At its outset, the story, repetitive and roughly told, is not particularly notable. There are the usual propagandist claims common to jihadi literature, the crude binaries exempting all but the group’s adherents from true and correct Islam. The novelty of the story is that it is told by a woman, and that it overtly prescribes rebellion against the strictures of home, family, and even male guardianship. That the story is the central feature of the very first issue of the Pakistani Taliban women’s magazine, released in August, is even more noteworthy. The group, known as Tehreek-e-Taliban Pakistan (TTP), has issued edicts banning women from public spaces and requiring them to be accompanied by a male guardian at all times. Yet, in Sunnat-e-Khaula, TTP advocates a complete role reversal. Per its revamped recruitment efforts, designed to help the group compete with the Islamic State for female recruits, TTP reminds women in the pages of the magazine that “Islam’s first martyr was a woman, first to accept Islam was a woman, first to spend for the sake of Allah was a woman, and first to support the Holy Prophet was a woman.” It is impossible to know whether the author is actually female, who she says she is, a compendium of several others, or the creation of a male propagandist. It is notable, however, that the Taliban want to create the impression of autobiography. Those who silenced women with such cruelty now seemingly seek to give them a voice.
The Tehreek-e-Taliban Pakistan’s turn from seeking to eliminate women from the public sphere to envisioning them as warriors who must forsake their families to make the hijra, or migration to Khorasan, denotes a crucial change in direction. It reflects a new female identity that advocates rebellion against traditional structures, the same structures the Taliban resolved to uphold and resurrect when it first came to power in Afghanistan in 1996. While TTP is not announcing it will abandon these policies, the fact that one of its publications would encourage women to defy their fathers and migrate alone is revolutionary.
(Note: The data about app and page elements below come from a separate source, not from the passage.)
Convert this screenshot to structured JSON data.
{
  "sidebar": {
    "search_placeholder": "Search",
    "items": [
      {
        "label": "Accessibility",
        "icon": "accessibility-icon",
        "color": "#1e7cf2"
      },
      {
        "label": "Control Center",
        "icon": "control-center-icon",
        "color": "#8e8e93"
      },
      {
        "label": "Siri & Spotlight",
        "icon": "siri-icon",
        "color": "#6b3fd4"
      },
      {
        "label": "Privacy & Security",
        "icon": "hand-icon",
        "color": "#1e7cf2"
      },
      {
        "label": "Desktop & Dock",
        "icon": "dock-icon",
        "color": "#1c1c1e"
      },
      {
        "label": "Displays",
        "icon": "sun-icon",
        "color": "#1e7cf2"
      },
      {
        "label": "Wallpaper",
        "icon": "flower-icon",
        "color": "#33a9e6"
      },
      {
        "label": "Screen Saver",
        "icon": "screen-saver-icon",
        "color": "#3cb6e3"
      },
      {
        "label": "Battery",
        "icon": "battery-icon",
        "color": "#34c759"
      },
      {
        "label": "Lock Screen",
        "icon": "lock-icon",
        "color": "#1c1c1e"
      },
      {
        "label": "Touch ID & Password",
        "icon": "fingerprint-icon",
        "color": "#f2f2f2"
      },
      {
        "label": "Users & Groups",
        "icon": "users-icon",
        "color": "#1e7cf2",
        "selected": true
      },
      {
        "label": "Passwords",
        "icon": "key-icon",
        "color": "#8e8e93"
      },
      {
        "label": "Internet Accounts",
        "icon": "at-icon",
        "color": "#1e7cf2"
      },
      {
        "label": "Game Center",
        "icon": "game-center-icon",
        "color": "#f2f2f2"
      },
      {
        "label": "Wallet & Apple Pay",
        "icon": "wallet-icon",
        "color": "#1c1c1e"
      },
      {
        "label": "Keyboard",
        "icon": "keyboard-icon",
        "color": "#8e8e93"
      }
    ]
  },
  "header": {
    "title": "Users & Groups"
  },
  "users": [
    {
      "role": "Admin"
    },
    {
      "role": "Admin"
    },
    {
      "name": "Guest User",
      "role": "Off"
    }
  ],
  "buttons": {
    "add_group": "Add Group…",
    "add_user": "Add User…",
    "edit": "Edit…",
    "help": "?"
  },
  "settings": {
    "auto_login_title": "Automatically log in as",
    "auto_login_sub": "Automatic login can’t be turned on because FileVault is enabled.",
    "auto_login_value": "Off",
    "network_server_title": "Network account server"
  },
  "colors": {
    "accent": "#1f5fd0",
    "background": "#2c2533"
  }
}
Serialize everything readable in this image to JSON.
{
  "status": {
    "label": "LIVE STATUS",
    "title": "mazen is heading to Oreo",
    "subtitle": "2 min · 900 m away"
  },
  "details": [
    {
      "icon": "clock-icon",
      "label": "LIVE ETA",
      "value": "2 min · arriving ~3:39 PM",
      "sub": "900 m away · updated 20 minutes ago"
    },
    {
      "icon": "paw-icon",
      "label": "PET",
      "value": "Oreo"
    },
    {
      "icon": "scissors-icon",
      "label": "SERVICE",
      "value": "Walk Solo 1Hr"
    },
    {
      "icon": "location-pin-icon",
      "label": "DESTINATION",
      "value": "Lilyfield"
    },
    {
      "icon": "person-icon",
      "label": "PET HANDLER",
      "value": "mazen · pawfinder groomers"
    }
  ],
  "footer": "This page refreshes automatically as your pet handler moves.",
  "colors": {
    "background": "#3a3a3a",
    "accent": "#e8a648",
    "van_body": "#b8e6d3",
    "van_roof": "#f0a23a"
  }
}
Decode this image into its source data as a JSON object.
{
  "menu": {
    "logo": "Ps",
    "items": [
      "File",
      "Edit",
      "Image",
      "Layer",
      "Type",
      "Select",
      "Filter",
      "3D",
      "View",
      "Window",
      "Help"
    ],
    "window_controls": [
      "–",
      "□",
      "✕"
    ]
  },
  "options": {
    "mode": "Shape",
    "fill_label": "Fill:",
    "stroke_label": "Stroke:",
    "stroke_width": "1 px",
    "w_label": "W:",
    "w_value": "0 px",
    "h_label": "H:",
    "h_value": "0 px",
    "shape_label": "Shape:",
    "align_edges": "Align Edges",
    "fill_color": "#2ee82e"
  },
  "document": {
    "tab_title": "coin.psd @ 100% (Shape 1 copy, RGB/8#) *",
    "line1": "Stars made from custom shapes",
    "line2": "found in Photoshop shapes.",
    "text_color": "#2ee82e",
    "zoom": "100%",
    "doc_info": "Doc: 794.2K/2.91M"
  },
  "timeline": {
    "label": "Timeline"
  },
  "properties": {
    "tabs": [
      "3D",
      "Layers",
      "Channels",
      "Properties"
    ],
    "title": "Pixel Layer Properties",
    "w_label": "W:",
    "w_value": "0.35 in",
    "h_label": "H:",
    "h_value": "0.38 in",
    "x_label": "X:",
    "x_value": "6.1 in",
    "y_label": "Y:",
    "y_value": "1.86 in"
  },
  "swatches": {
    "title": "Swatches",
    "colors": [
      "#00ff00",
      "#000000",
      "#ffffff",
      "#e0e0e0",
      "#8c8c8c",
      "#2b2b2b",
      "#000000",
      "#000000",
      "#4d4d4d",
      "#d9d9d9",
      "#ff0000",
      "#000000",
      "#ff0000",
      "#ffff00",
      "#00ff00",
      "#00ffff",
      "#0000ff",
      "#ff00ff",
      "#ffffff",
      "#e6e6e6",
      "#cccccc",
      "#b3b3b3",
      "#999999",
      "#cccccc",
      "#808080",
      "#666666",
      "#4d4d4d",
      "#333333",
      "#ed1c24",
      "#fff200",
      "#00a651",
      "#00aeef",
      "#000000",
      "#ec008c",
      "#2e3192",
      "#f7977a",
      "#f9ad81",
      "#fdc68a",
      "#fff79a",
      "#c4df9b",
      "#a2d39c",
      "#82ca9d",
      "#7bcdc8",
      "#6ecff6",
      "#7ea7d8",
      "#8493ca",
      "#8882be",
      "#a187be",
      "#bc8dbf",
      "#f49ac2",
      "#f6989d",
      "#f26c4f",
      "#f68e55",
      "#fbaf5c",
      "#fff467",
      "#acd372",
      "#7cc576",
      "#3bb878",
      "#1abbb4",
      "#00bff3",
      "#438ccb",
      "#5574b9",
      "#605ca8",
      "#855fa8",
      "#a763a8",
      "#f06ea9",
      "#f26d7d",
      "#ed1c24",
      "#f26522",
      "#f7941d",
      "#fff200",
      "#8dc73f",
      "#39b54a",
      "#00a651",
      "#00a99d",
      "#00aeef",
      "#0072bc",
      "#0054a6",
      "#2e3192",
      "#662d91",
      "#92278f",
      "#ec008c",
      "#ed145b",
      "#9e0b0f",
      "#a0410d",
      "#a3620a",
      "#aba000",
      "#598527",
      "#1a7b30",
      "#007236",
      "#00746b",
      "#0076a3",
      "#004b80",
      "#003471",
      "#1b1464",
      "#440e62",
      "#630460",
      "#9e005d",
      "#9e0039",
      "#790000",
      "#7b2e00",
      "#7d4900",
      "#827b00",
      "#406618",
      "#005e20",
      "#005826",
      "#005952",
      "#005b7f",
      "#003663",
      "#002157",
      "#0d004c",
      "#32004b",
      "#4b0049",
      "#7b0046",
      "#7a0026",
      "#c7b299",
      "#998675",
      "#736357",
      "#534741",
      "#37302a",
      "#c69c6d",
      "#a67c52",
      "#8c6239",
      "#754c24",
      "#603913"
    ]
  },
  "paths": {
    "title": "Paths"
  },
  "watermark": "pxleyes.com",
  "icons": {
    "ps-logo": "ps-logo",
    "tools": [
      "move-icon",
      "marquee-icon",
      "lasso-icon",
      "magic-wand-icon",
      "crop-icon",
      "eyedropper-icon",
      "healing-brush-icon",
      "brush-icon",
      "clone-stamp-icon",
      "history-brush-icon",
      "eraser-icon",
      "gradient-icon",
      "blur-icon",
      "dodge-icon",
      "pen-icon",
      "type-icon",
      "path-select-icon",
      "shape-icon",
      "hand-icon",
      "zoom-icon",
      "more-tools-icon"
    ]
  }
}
It signifies how notions of femininity, domesticity, and family are being transformed by the efforts of jihadi groups to vie for female recruits. [End Page 42]